Every line containing "this" should be identified and copied from the data below.

(DATASET EXCERPTS begins)

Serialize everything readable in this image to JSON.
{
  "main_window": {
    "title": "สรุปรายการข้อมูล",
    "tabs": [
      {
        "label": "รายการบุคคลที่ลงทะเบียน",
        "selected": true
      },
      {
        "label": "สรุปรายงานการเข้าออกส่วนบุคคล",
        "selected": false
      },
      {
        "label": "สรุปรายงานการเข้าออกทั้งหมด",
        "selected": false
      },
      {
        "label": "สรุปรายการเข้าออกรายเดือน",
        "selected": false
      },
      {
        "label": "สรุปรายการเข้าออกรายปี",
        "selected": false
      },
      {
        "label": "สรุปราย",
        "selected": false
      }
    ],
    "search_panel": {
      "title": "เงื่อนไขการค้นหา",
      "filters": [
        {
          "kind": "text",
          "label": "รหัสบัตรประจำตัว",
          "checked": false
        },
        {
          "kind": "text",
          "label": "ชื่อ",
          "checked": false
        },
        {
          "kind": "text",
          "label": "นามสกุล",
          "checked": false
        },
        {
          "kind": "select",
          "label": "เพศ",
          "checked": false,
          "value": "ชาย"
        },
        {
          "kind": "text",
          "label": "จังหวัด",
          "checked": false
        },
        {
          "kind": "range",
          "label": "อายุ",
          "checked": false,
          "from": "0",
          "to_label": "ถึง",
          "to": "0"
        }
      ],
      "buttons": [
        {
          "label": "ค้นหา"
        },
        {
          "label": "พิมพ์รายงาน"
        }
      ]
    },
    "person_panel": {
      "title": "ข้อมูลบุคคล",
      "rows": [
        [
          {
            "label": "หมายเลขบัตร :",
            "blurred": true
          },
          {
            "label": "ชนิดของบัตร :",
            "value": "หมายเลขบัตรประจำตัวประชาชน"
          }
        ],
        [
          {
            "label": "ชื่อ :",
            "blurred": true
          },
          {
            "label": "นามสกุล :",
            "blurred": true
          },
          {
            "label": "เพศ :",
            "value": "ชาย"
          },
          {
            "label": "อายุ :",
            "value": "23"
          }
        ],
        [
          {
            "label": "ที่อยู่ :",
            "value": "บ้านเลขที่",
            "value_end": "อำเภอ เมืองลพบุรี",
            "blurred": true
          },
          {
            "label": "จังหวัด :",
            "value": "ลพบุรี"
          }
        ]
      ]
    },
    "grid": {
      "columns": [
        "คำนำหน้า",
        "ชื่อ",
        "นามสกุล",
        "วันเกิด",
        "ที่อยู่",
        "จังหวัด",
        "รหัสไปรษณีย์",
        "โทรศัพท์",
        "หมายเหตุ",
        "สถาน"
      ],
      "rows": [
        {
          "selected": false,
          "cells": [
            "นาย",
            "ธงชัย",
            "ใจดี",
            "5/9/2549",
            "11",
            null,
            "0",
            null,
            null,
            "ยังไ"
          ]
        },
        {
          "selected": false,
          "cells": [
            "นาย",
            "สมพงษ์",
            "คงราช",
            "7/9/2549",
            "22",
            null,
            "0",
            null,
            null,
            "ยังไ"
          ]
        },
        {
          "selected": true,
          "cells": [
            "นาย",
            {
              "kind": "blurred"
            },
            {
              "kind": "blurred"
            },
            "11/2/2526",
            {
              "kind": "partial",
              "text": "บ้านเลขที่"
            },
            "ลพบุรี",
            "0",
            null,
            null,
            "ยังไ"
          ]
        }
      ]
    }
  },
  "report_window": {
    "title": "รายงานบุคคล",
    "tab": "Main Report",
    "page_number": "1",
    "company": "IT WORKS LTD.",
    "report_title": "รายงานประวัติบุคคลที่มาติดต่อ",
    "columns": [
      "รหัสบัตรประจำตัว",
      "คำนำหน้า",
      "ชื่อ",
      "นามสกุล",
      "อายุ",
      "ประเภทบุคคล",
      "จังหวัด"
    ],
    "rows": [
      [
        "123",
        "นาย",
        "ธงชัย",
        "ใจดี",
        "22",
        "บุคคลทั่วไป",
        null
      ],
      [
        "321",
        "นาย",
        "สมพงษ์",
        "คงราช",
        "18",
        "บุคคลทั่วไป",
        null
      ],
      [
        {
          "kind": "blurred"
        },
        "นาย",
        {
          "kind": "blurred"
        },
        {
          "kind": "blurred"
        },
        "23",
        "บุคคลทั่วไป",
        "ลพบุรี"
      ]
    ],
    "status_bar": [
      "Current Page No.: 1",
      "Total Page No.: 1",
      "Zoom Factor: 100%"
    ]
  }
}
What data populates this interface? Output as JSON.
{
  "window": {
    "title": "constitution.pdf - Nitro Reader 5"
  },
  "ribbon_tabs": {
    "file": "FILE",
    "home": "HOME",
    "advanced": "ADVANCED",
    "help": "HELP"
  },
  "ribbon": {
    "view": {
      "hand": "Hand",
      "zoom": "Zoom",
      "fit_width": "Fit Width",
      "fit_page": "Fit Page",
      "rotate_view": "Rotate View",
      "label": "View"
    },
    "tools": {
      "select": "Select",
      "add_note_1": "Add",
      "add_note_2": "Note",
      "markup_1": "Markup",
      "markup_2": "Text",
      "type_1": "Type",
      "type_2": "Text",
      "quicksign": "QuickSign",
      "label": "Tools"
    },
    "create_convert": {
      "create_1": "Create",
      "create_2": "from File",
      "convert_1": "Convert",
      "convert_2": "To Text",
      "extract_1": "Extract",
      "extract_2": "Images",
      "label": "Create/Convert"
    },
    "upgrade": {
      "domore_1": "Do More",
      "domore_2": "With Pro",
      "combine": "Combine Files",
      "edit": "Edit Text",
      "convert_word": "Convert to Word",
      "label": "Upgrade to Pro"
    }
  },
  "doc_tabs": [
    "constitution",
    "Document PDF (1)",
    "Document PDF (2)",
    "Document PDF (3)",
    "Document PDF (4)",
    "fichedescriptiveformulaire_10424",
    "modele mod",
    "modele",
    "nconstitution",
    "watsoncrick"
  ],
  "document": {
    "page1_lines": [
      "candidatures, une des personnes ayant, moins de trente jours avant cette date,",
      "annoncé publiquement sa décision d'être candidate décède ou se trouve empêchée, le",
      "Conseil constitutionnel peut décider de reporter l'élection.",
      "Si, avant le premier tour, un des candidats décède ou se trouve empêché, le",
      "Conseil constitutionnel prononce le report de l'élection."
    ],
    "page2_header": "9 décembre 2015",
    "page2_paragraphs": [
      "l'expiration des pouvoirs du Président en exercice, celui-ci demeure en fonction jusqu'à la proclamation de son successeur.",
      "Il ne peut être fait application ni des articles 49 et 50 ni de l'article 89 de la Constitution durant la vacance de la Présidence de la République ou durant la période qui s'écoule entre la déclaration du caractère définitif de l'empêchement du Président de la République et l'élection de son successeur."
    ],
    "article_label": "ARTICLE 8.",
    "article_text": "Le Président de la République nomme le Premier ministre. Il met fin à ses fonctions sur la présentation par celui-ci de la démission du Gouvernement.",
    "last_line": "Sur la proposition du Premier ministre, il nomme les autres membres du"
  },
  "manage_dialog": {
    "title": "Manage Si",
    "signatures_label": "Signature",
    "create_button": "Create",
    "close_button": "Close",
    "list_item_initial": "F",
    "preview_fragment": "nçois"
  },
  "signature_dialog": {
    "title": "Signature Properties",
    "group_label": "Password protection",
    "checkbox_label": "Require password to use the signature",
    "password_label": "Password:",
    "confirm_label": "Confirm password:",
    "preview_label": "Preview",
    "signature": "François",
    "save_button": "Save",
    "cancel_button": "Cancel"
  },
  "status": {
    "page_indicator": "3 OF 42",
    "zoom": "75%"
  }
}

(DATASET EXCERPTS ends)

WRITTEN ANSWER |
Serialize everything readable in this image to JSON.
What data populates this interface? Output as JSON.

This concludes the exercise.